### What you will do
Output the entries that follow, word for word.

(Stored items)
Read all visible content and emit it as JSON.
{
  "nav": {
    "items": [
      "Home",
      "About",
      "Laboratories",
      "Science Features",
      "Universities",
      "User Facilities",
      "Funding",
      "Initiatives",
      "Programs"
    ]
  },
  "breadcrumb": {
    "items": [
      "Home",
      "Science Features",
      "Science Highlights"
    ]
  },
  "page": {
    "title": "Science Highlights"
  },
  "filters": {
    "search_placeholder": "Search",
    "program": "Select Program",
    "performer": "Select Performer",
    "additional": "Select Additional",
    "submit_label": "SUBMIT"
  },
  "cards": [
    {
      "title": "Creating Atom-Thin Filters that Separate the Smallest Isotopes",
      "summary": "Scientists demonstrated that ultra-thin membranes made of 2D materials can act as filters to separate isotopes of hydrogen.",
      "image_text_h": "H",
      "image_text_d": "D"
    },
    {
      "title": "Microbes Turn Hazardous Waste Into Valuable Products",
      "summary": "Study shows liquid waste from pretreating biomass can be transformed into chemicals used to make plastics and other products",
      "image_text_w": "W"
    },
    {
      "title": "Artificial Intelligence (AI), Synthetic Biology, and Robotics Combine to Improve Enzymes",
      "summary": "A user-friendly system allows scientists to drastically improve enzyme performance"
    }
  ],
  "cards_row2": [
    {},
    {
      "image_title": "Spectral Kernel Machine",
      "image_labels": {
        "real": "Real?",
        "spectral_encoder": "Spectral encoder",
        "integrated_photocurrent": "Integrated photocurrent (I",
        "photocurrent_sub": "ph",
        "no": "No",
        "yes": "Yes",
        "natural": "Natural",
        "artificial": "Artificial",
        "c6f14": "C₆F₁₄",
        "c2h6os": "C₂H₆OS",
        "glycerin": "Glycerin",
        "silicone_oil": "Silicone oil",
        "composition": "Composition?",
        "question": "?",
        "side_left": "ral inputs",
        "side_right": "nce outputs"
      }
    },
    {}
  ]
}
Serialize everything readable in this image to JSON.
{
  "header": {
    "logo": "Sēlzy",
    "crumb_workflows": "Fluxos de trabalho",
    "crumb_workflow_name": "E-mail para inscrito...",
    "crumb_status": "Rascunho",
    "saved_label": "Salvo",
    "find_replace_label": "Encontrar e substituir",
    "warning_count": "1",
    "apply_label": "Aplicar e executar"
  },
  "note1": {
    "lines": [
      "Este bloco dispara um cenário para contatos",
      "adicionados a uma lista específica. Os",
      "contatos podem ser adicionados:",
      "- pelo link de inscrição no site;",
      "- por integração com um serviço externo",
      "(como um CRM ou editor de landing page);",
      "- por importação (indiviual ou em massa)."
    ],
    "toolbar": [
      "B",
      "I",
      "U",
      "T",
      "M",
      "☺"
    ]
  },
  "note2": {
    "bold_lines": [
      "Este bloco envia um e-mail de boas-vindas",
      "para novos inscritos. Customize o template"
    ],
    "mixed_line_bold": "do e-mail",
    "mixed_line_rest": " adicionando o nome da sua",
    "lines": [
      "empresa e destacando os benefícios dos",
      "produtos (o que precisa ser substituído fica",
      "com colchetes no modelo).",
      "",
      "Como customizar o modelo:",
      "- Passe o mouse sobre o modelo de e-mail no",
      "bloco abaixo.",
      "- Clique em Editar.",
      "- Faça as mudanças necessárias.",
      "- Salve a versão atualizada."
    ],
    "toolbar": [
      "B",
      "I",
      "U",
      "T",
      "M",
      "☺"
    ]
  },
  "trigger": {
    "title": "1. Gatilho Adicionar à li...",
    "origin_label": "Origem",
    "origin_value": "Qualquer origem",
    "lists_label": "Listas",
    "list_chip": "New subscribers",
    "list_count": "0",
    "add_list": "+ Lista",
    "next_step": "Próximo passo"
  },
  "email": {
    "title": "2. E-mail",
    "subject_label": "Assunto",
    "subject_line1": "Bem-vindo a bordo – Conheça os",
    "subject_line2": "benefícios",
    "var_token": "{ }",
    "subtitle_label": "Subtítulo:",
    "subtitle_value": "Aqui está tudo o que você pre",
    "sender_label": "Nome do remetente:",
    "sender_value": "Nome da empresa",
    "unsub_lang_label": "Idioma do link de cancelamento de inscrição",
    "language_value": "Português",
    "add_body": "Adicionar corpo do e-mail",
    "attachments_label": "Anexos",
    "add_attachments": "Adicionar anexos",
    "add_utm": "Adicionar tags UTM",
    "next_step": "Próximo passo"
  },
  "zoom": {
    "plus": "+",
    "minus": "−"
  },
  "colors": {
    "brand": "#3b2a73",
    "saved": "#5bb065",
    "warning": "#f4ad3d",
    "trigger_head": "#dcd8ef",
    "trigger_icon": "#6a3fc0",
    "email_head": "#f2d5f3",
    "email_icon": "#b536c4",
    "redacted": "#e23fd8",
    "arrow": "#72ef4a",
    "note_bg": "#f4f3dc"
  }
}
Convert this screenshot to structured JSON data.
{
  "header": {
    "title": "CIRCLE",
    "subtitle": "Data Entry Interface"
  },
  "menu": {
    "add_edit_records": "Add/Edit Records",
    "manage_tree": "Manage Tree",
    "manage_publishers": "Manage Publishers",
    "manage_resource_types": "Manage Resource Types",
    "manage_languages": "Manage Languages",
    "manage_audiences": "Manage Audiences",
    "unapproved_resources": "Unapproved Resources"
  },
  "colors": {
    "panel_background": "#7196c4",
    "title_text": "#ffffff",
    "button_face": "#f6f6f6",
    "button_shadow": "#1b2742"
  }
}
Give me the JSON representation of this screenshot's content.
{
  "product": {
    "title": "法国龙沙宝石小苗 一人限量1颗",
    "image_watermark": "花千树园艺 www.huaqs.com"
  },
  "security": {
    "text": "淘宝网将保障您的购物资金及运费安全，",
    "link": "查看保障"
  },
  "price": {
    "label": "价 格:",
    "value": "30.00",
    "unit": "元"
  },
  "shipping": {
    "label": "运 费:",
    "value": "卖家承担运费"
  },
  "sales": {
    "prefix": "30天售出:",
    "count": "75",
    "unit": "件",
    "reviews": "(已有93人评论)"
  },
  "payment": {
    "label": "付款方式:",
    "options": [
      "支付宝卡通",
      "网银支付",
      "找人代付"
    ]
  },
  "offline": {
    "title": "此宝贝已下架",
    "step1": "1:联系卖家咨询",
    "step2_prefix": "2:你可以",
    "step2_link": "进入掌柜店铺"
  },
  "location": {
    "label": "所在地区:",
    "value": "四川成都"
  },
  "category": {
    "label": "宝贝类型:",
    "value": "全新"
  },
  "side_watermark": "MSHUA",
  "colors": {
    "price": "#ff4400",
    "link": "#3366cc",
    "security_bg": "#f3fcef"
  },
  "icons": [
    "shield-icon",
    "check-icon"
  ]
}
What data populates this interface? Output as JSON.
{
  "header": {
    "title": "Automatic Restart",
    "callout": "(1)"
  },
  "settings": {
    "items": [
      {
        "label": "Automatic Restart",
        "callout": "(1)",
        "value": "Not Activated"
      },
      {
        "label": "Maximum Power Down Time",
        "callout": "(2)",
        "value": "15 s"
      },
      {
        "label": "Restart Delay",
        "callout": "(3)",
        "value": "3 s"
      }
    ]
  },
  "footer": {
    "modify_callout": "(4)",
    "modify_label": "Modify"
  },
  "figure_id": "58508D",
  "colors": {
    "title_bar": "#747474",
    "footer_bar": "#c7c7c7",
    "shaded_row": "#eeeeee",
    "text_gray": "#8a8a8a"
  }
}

### Answer section
Read all visible content and emit it as JSON.
{
  "nav": {
    "items": [
      "Home",
      "About",
      "Laboratories",
      "Science Features",
      "Universities",
      "User Facilities",
      "Funding",
      "Initiatives",
      "Programs"
    ]
  },
  "breadcrumb": {
    "items": [
      "Home",
      "Science Features",
      "Science Highlights"
    ]
  },
  "page": {
    "title": "Science Highlights"
  },
  "filters": {
    "search_placeholder": "Search",
    "program": "Select Program",
    "performer": "Select Performer",
    "additional": "Select Additional",
    "submit_label": "SUBMIT"
  },
  "cards": [
    {
      "title": "Creating Atom-Thin Filters that Separate the Smallest Isotopes",
      "summary": "Scientists demonstrated that ultra-thin membranes made of 2D materials can act as filters to separate isotopes of hydrogen.",
      "image_text_h": "H",
      "image_text_d": "D"
    },
    {
      "title": "Microbes Turn Hazardous Waste Into Valuable Products",
      "summary": "Study shows liquid waste from pretreating biomass can be transformed into chemicals used to make plastics and other products",
      "image_text_w": "W"
    },
    {
      "title": "Artificial Intelligence (AI), Synthetic Biology, and Robotics Combine to Improve Enzymes",
      "summary": "A user-friendly system allows scientists to drastically improve enzyme performance"
    }
  ],
  "cards_row2": [
    {},
    {
      "image_title": "Spectral Kernel Machine",
      "image_labels": {
        "real": "Real?",
        "spectral_encoder": "Spectral encoder",
        "integrated_photocurrent": "Integrated photocurrent (I",
        "photocurrent_sub": "ph",
        "no": "No",
        "yes": "Yes",
        "natural": "Natural",
        "artificial": "Artificial",
        "c6f14": "C₆F₁₄",
        "c2h6os": "C₂H₆OS",
        "glycerin": "Glycerin",
        "silicone_oil": "Silicone oil",
        "composition": "Composition?",
        "question": "?",
        "side_left": "ral inputs",
        "side_right": "nce outputs"
      }
    },
    {}
  ]
}
Serialize everything readable in this image to JSON.
{
  "header": {
    "logo": "Sēlzy",
    "crumb_workflows": "Fluxos de trabalho",
    "crumb_workflow_name": "E-mail para inscrito...",
    "crumb_status": "Rascunho",
    "saved_label": "Salvo",
    "find_replace_label": "Encontrar e substituir",
    "warning_count": "1",
    "apply_label": "Aplicar e executar"
  },
  "note1": {
    "lines": [
      "Este bloco dispara um cenário para contatos",
      "adicionados a uma lista específica. Os",
      "contatos podem ser adicionados:",
      "- pelo link de inscrição no site;",
      "- por integração com um serviço externo",
      "(como um CRM ou editor de landing page);",
      "- por importação (indiviual ou em massa)."
    ],
    "toolbar": [
      "B",
      "I",
      "U",
      "T",
      "M",
      "☺"
    ]
  },
  "note2": {
    "bold_lines": [
      "Este bloco envia um e-mail de boas-vindas",
      "para novos inscritos. Customize o template"
    ],
    "mixed_line_bold": "do e-mail",
    "mixed_line_rest": " adicionando o nome da sua",
    "lines": [
      "empresa e destacando os benefícios dos",
      "produtos (o que precisa ser substituído fica",
      "com colchetes no modelo).",
      "",
      "Como customizar o modelo:",
      "- Passe o mouse sobre o modelo de e-mail no",
      "bloco abaixo.",
      "- Clique em Editar.",
      "- Faça as mudanças necessárias.",
      "- Salve a versão atualizada."
    ],
    "toolbar": [
      "B",
      "I",
      "U",
      "T",
      "M",
      "☺"
    ]
  },
  "trigger": {
    "title": "1. Gatilho Adicionar à li...",
    "origin_label": "Origem",
    "origin_value": "Qualquer origem",
    "lists_label": "Listas",
    "list_chip": "New subscribers",
    "list_count": "0",
    "add_list": "+ Lista",
    "next_step": "Próximo passo"
  },
  "email": {
    "title": "2. E-mail",
    "subject_label": "Assunto",
    "subject_line1": "Bem-vindo a bordo – Conheça os",
    "subject_line2": "benefícios",
    "var_token": "{ }",
    "subtitle_label": "Subtítulo:",
    "subtitle_value": "Aqui está tudo o que você pre",
    "sender_label": "Nome do remetente:",
    "sender_value": "Nome da empresa",
    "unsub_lang_label": "Idioma do link de cancelamento de inscrição",
    "language_value": "Português",
    "add_body": "Adicionar corpo do e-mail",
    "attachments_label": "Anexos",
    "add_attachments": "Adicionar anexos",
    "add_utm": "Adicionar tags UTM",
    "next_step": "Próximo passo"
  },
  "zoom": {
    "plus": "+",
    "minus": "−"
  },
  "colors": {
    "brand": "#3b2a73",
    "saved": "#5bb065",
    "warning": "#f4ad3d",
    "trigger_head": "#dcd8ef",
    "trigger_icon": "#6a3fc0",
    "email_head": "#f2d5f3",
    "email_icon": "#b536c4",
    "redacted": "#e23fd8",
    "arrow": "#72ef4a",
    "note_bg": "#f4f3dc"
  }
}
Convert this screenshot to structured JSON data.
{
  "header": {
    "title": "CIRCLE",
    "subtitle": "Data Entry Interface"
  },
  "menu": {
    "add_edit_records": "Add/Edit Records",
    "manage_tree": "Manage Tree",
    "manage_publishers": "Manage Publishers",
    "manage_resource_types": "Manage Resource Types",
    "manage_languages": "Manage Languages",
    "manage_audiences": "Manage Audiences",
    "unapproved_resources": "Unapproved Resources"
  },
  "colors": {
    "panel_background": "#7196c4",
    "title_text": "#ffffff",
    "button_face": "#f6f6f6",
    "button_shadow": "#1b2742"
  }
}
Give me the JSON representation of this screenshot's content.
{
  "product": {
    "title": "法国龙沙宝石小苗 一人限量1颗",
    "image_watermark": "花千树园艺 www.huaqs.com"
  },
  "security": {
    "text": "淘宝网将保障您的购物资金及运费安全，",
    "link": "查看保障"
  },
  "price": {
    "label": "价 格:",
    "value": "30.00",
    "unit": "元"
  },
  "shipping": {
    "label": "运 费:",
    "value": "卖家承担运费"
  },
  "sales": {
    "prefix": "30天售出:",
    "count": "75",
    "unit": "件",
    "reviews": "(已有93人评论)"
  },
  "payment": {
    "label": "付款方式:",
    "options": [
      "支付宝卡通",
      "网银支付",
      "找人代付"
    ]
  },
  "offline": {
    "title": "此宝贝已下架",
    "step1": "1:联系卖家咨询",
    "step2_prefix": "2:你可以",
    "step2_link": "进入掌柜店铺"
  },
  "location": {
    "label": "所在地区:",
    "value": "四川成都"
  },
  "category": {
    "label": "宝贝类型:",
    "value": "全新"
  },
  "side_watermark": "MSHUA",
  "colors": {
    "price": "#ff4400",
    "link": "#3366cc",
    "security_bg": "#f3fcef"
  },
  "icons": [
    "shield-icon",
    "check-icon"
  ]
}
What data populates this interface? Output as JSON.
{
  "header": {
    "title": "Automatic Restart",
    "callout": "(1)"
  },
  "settings": {
    "items": [
      {
        "label": "Automatic Restart",
        "callout": "(1)",
        "value": "Not Activated"
      },
      {
        "label": "Maximum Power Down Time",
        "callout": "(2)",
        "value": "15 s"
      },
      {
        "label": "Restart Delay",
        "callout": "(3)",
        "value": "3 s"
      }
    ]
  },
  "footer": {
    "modify_callout": "(4)",
    "modify_label": "Modify"
  },
  "figure_id": "58508D",
  "colors": {
    "title_bar": "#747474",
    "footer_bar": "#c7c7c7",
    "shaded_row": "#eeeeee",
    "text_gray": "#8a8a8a"
  }
}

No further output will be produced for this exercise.